He did the same thing with my trainer, and with many trainers before me (and I’m really not a trainer, just a home for the wayward and broken).

I knew this horse for awhile before he came to me. He used to drag people everywhere on the end of a chain shank. Somewhere in there, things changed. I suspect they are two sides of the same “he doesn’t lead properly” coin. When I say he feels like a yearling, this is what I mean.

Could he have some cue from the halter days? I suppose, but I can’t imagine what it would be.

The good news is that I’m willing to work on his groundwork as long as need be. I don’t think he had that opportunity before - I think everyone was kind of anxious to get him under tack. But I really see no point in that until he goes where he’s supposed to, when he’s supposed to, very reliably.


I wonder if he was over corrected for dragging people and now he’s confused and thinks he’s doing the right thing by balking?

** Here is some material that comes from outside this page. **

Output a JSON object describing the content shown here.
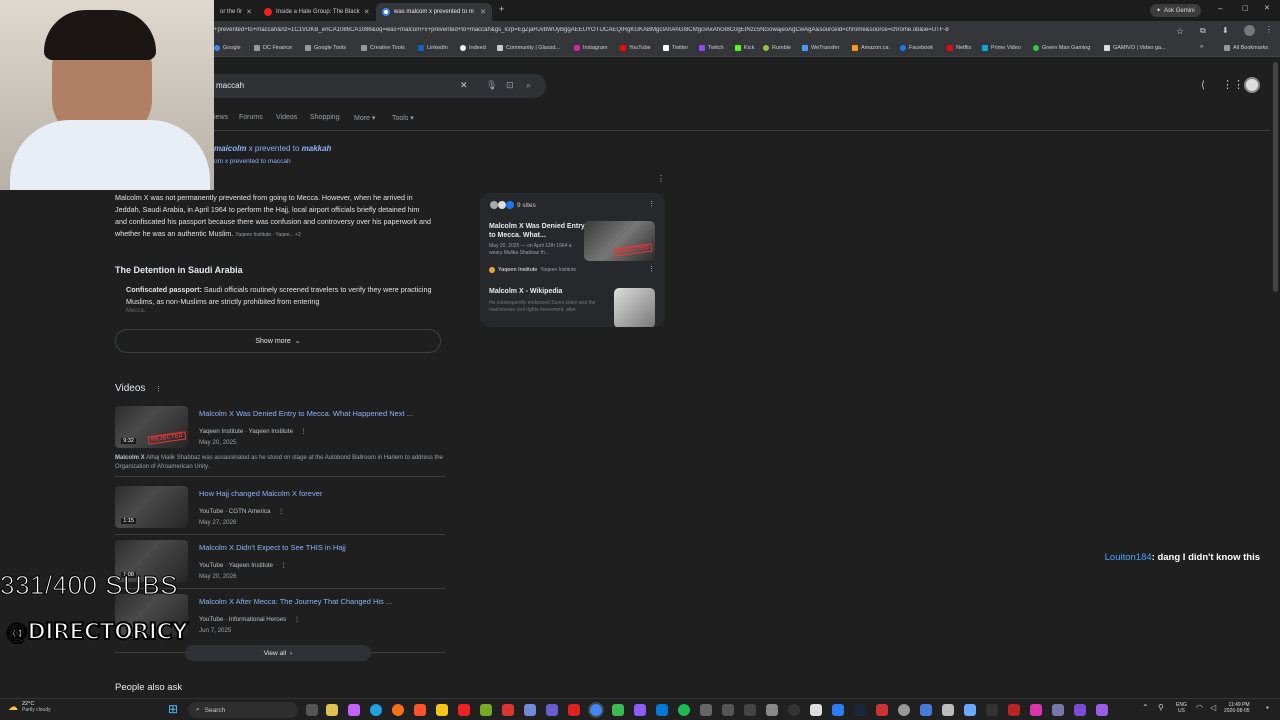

Whatever the case, I bet he’ll sort it out. Sounds like he got lucky and ended up in the right place with you.


Erm, he must be my dude’s brother :roll_eyes::joy: He’s 99% behaved now, but when he’s not it’s a toss up between being pushy or balky. He quietly taught my 4 year old kid how to lead a horse, but then he dragged the vet students around terribly (chart says VERY PUSHY now) whe he went in for a dental :woman_shrugging:

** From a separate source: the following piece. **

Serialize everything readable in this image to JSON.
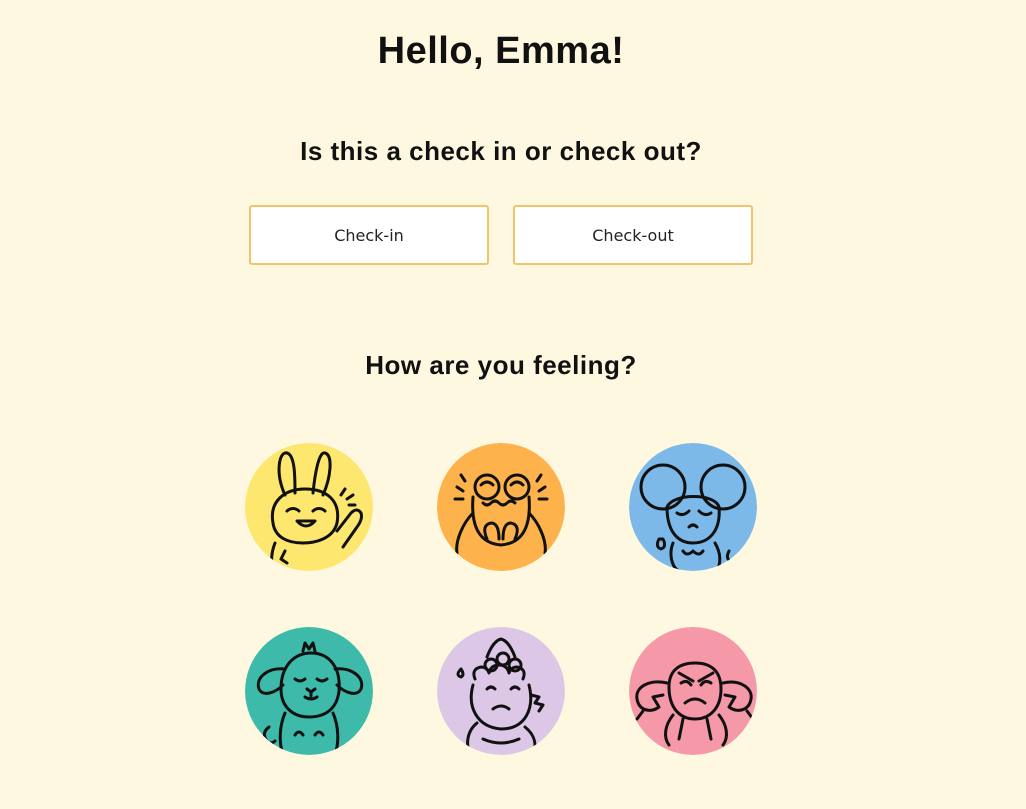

One thing I’ve noted in mine is that he is very smart - BUT the wheels turn slowly and he needs more time to process and respond than some. And he will take a mile if you give him an inch. :joy: